Over the years, Anderson's team released an app: Chatterbaby, available on Android and iPhone, which gives a percentage with the most likely reason for crying. The Chatterbaby database has thousands of examples and is able to distinguish between pain (with 90% success), restlessness (with 85%) and hunger (with 60%). "That 60% is because we still have small samples, but since we are continuously training our algorithms with new data, precision will grow in the future," says Anderson.
The labeling certification process in Chatterbaby is delicate. The crying of pain is indisputable: they are taken out of punctures to babies by vaccines or by holes in the ear. The other two categories that at the moment handle – restless and hungry – have quality control: "They are labeled by the parents (usually the mother). Then another mother of the team and I listened one by one to those tears. If we both agree, it stays in our database. If one disagrees, it is removed. We agree on 80% crying, which shows that experienced mothers can recognize crying babies that are not theirs, "explains Anderson.
In Anderson's team, they hope to have enough data soon to identify more types of crying: separation, fear, cramps. Although each one has its difficulty. "What we understand about the normal development of babies is that they start to feel fear of separation at 6 to 7 months but often not until closer to the end of the first year," says neonatologist Diana Montoya-Williams, of Anderson's team. "Because these states do not apply to all babies in our data, we do not study it separately." For colic, we do not have enough sample yet. Preliminary investigations show that it is similar to the crying of pain with vaccines. "Chatterbaby accepts crying from children up to 2 years old, but the majority of those who have been around for 3 months.

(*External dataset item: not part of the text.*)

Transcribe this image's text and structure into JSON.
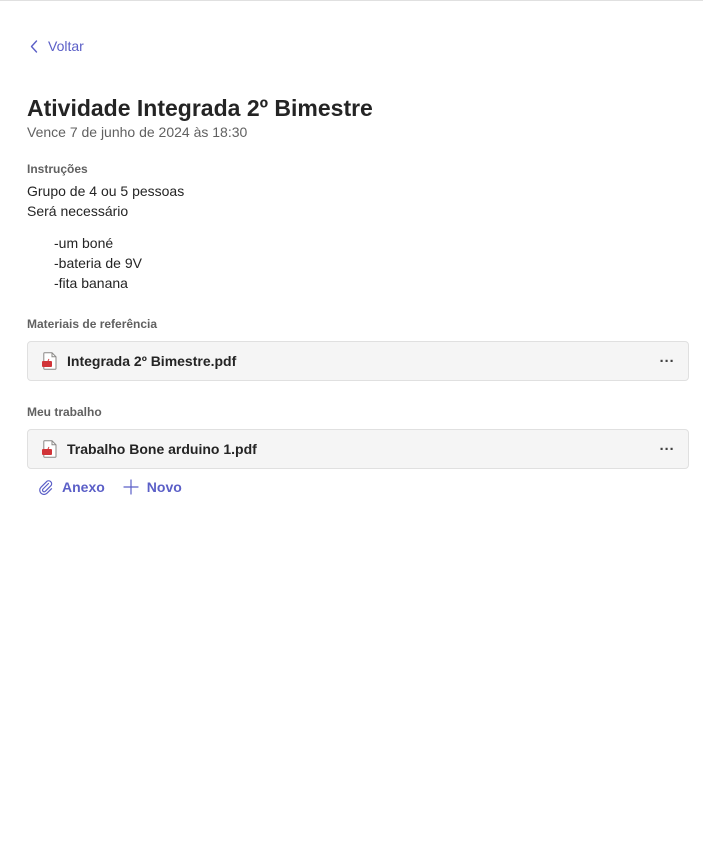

Despite the advances of Chatterbaby, Spanish and Latin American babies must trust the work of Laguna. Children cry differently by language and country: "The baby can hear the melody (prosody) of the mother's tongue in the uterus," says Anderson. Due to the extension of the app, Chatterbaby's international database grows but it is still not enough to reach everywhere: "Around 80% of our users are international," says Anderson. By gender, however, it is "unlikely" that there are differences, adds Anderson, although they will continue to see him in his investigations.
In Google Play scores the app only has very satisfied parents who give five stars and others very disappointed, who give one. It must be very frustrating to have at 3 o'clock in the morning the latest technology in artificial intelligence and not be able to do anything while the baby continues to cry without remedy.